### [Task details]
Find all lines in the records that include the word "title", and copy them out.

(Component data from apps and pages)
*** Begin section ***

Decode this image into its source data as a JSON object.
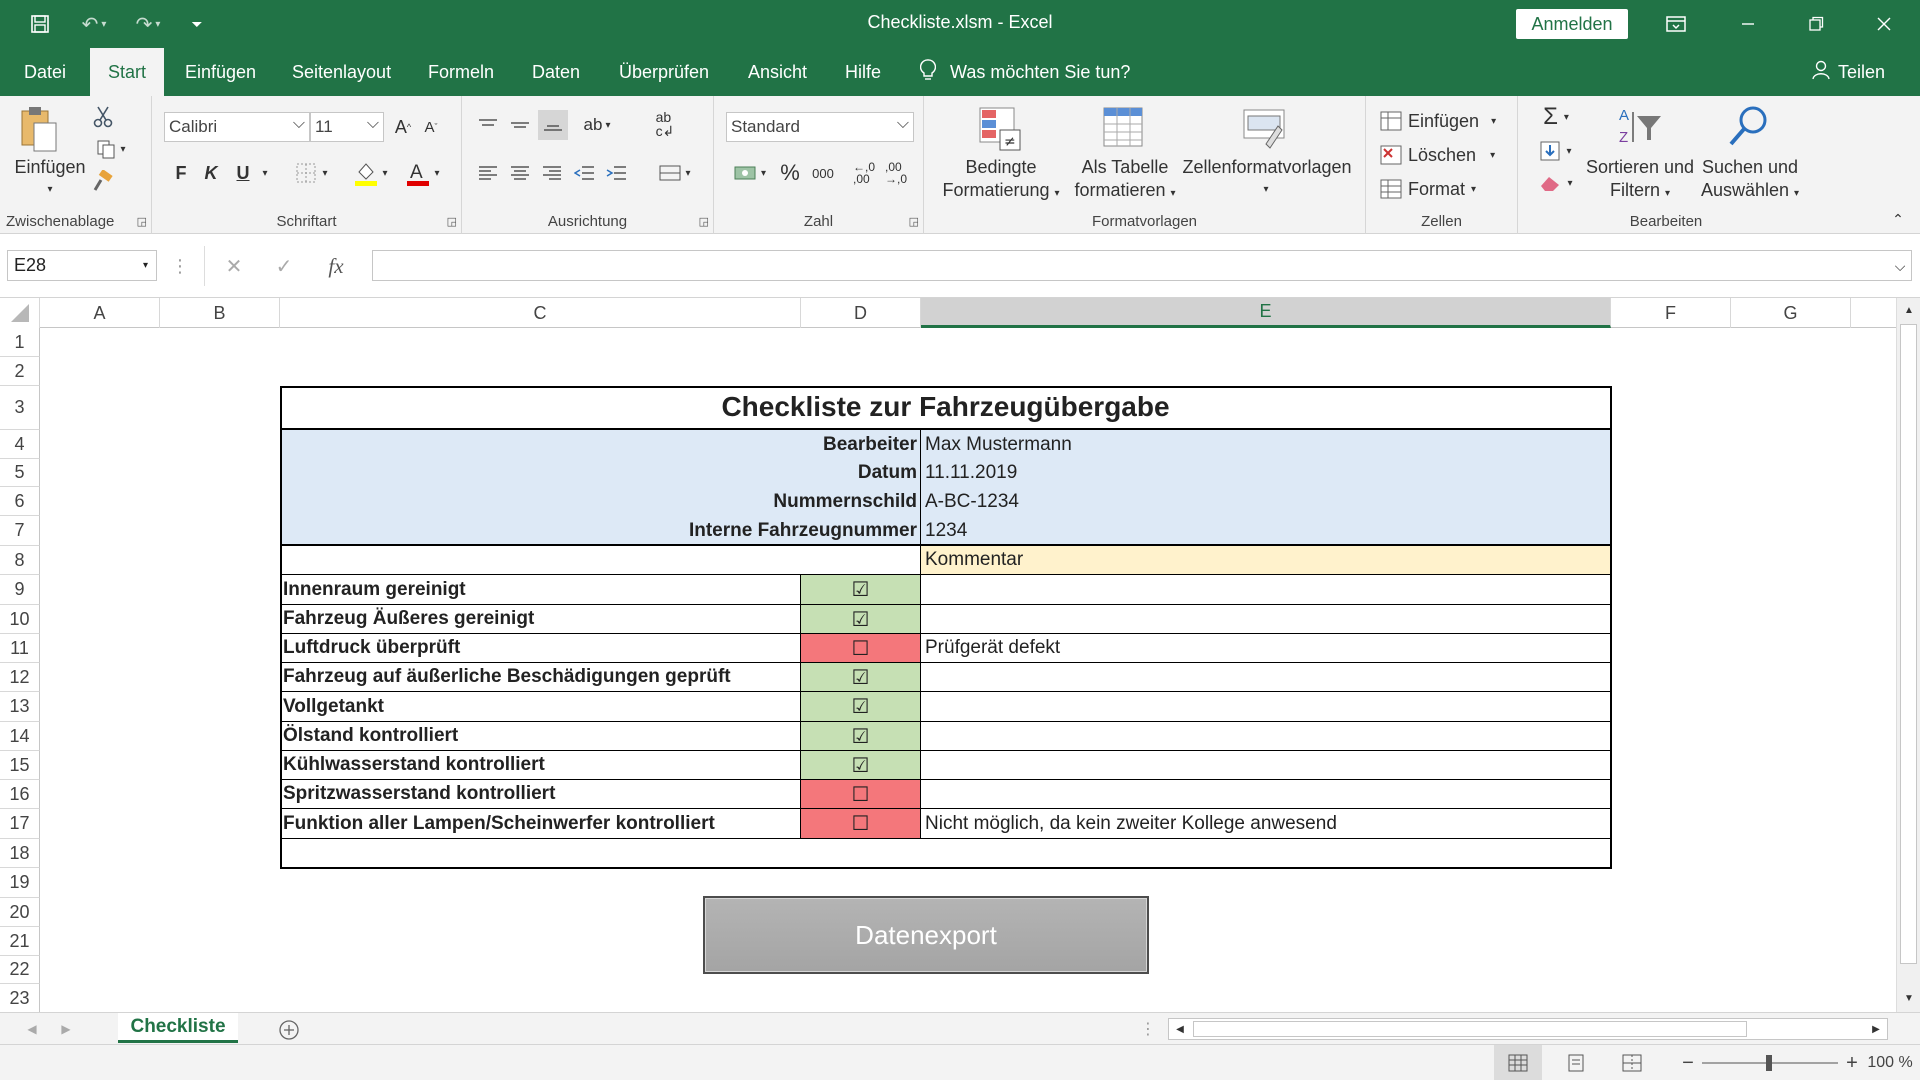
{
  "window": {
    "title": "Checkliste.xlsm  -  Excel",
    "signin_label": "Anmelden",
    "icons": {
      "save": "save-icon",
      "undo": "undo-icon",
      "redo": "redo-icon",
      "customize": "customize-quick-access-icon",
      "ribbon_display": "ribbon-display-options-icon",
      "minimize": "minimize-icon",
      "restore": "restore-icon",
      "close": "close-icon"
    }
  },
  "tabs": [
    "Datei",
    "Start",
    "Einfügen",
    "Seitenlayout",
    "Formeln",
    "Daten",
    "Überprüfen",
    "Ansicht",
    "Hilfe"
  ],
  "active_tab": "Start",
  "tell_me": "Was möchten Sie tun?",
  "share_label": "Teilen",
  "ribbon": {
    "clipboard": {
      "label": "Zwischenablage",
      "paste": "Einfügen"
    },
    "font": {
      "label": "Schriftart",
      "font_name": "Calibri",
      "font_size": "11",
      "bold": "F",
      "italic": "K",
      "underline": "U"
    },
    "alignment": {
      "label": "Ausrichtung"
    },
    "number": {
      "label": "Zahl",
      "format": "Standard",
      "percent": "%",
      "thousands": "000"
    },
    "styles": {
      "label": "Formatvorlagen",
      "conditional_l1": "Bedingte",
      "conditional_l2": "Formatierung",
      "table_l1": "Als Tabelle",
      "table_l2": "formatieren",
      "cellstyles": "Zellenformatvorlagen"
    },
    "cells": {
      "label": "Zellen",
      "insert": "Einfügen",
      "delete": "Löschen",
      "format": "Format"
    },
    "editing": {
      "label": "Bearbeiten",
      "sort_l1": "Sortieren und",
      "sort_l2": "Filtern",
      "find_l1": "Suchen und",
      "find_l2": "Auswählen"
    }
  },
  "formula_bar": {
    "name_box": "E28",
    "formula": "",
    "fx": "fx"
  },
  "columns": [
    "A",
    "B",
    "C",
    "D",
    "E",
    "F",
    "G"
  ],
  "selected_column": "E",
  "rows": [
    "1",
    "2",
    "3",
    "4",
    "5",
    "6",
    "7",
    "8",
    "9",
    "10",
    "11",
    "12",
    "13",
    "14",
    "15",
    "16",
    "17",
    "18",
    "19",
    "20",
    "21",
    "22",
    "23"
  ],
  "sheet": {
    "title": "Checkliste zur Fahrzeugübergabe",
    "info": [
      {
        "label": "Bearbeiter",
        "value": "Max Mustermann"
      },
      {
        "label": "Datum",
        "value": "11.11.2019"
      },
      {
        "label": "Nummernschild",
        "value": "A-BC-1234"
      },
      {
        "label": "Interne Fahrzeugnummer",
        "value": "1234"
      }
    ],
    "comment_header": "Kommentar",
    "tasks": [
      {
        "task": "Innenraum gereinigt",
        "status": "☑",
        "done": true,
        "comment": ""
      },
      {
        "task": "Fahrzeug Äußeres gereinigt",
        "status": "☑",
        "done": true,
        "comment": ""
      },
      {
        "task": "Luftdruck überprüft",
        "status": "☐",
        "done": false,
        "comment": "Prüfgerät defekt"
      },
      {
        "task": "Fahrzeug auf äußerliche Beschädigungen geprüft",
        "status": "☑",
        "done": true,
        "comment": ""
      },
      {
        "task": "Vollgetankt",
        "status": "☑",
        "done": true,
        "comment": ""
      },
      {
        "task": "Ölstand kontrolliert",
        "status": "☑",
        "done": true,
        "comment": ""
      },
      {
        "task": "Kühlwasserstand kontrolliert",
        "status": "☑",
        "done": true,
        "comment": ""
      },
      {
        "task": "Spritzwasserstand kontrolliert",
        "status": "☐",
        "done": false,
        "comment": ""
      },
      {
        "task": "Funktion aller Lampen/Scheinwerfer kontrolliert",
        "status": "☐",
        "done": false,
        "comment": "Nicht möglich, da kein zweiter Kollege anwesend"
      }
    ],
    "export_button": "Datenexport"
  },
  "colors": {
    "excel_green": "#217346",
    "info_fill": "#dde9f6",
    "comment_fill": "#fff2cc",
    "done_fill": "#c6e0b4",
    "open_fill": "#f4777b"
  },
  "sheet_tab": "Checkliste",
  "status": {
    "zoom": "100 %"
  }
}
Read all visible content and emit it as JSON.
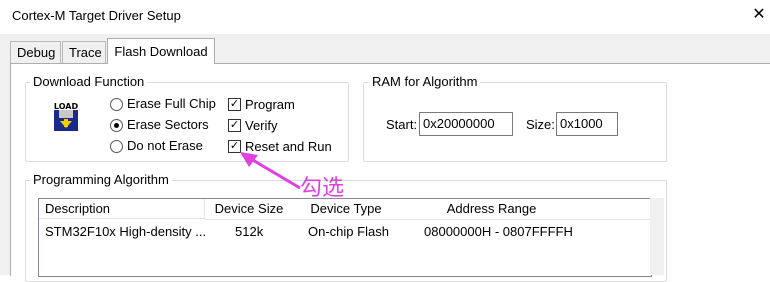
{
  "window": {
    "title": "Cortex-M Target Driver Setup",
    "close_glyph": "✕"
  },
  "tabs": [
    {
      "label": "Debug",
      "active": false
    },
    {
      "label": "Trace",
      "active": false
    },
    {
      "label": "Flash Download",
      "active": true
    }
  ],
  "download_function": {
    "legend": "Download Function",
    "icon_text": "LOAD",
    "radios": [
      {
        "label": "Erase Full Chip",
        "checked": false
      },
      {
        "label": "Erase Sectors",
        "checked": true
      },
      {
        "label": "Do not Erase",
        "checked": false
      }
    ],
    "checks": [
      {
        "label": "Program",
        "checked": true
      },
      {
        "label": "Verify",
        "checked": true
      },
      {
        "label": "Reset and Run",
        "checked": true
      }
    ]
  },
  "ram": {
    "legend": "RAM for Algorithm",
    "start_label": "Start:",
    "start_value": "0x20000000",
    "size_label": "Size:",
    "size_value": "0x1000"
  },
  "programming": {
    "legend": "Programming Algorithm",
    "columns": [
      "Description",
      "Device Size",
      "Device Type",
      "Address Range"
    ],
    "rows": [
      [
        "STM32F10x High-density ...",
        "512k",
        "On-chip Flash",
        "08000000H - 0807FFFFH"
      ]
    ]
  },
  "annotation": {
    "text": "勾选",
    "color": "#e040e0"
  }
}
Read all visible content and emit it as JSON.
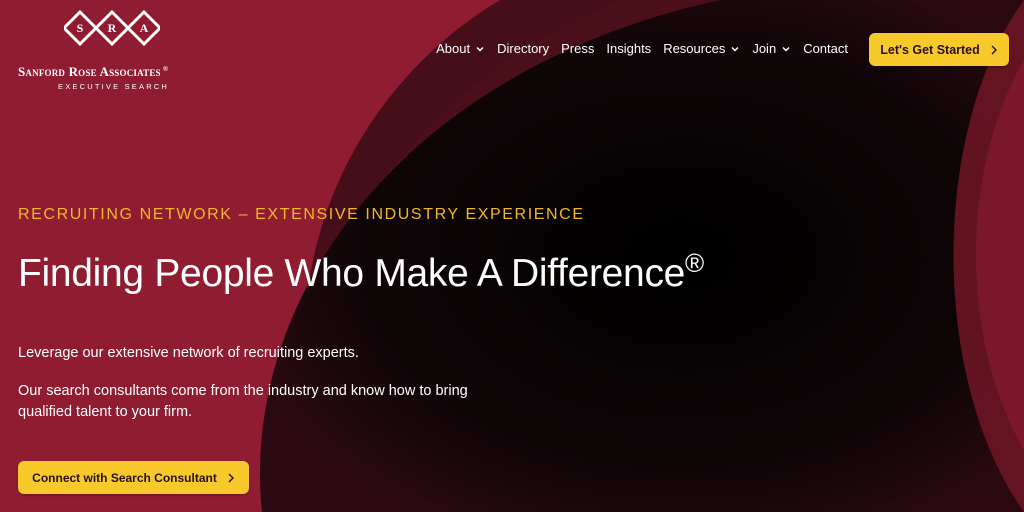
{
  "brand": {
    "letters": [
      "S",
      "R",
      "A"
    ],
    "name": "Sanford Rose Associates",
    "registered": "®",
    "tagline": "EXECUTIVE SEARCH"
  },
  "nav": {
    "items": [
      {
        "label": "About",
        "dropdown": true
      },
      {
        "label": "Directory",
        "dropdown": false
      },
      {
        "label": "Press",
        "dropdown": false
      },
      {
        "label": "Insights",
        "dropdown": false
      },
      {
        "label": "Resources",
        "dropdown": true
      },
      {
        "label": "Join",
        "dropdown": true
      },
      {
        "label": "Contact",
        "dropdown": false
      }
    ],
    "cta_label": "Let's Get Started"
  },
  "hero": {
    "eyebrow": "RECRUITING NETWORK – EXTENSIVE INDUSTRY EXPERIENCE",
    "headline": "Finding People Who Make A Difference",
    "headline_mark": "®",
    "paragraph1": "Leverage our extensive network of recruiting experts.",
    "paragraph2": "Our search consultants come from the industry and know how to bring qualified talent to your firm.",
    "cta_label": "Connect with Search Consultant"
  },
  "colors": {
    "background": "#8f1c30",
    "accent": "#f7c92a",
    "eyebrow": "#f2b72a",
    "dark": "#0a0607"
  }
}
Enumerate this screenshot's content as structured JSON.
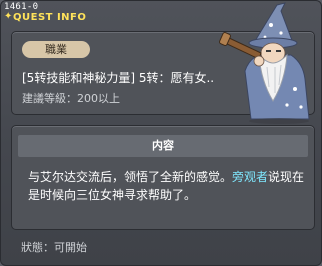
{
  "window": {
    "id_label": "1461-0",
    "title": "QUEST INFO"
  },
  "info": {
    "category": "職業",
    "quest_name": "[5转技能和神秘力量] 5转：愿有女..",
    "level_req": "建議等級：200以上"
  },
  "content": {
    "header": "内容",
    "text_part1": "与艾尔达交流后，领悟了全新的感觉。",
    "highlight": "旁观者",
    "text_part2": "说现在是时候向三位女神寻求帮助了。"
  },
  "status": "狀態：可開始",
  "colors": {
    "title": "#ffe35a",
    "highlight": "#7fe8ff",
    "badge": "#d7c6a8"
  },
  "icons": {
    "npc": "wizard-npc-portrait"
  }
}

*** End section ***

### [Answer for the task]
    "title": "Checkliste.xlsm  -  Excel",
    "title": "Checkliste zur Fahrzeugübergabe",
    "title": "Cortex-M Target Driver Setup",
    "title": "QUEST INFO"
    "title": "#ffe35a",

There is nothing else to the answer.